In the most traditional set-ups, waste is burnt on a grate. Moving grate bars slide over each other to turn over the waste, redistribute heat and remove ash. This movement, together with the heat and corrosive nature of the waste, causes wear. A protective coating can extend their life.

In fluidised bed and fuel injection incinerator systems, movement of the waste feed within the system causes internal wear. An additional problem for all incinerator plants is that fumes from burning waste combine with other factors to create corrosive conditions. Soot particles, sulphation, chlorine from boiling water, and high temperatures and pressures, all contribute to deterioration of the interior walls of boilers, pipework and other components.

As well as damaging equipment structures, corrosion creates deposits which reduce system efficiency by disrupting flows and reducing thermal transmission. Castolin Eutectic’s thermal spray coatings protect against corrosion and erosion in areas including boiler water walls, combustion chambers, open pass tubes, other pipes and superheaters.

A Castolin Eutectic TubeArmor ceramic coating, sprayed on top of the thermal spray coating, adds extra protection to these surfaces and is highly effective in preventing choking of tubes by slag accumulation. Another range of Castolin Eutectic coatings has a formulation combining ceramic and polymer elements. Applied especially in the incinerator’s electrostatic filter, fume ducts and wet processing areas, and more generally on such structures as feed transport screws, it ensures smooth surfaces with no clogging.

What’s Your Challenge?

The product groups mentioned here are just a small sample from a comprehensive range. This includes specific formulations dedicated to every set of wear circumstances. Their development has been built on Castolin Eutectic’s many years of research and experience in this field. A network of specialists and qualified technicians is ready to provide onsite wear detection, analysis and advice, before recommending the ideal solution.

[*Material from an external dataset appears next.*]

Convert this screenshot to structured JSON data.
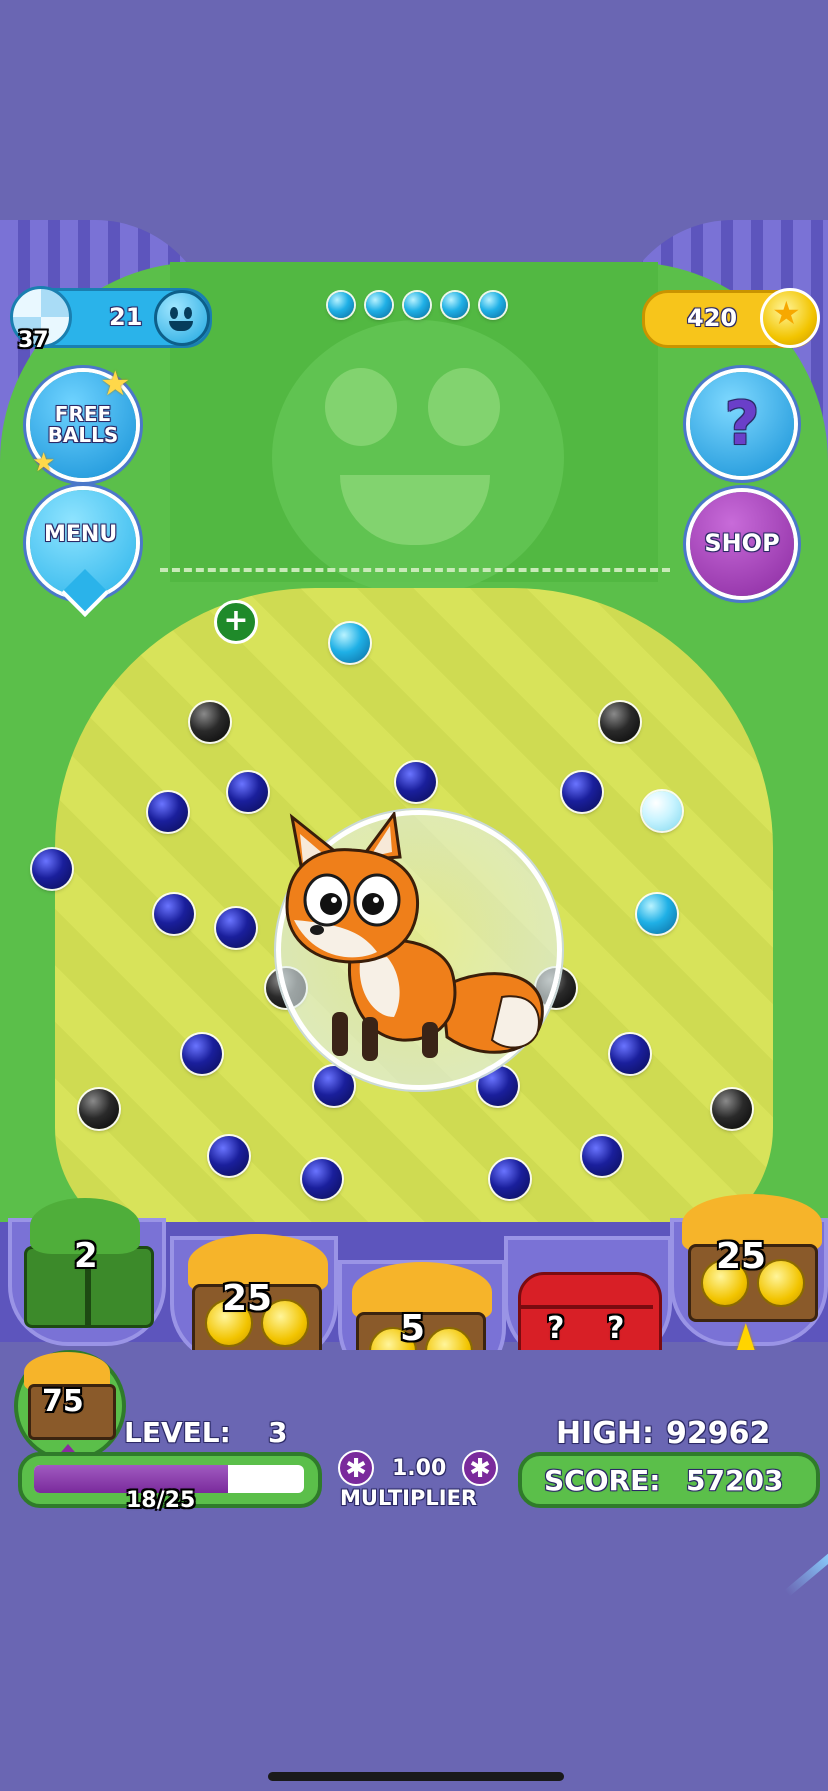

Mickael Guellil is Castolin’s Eutectic Services Manager for Europe South West. For more information visit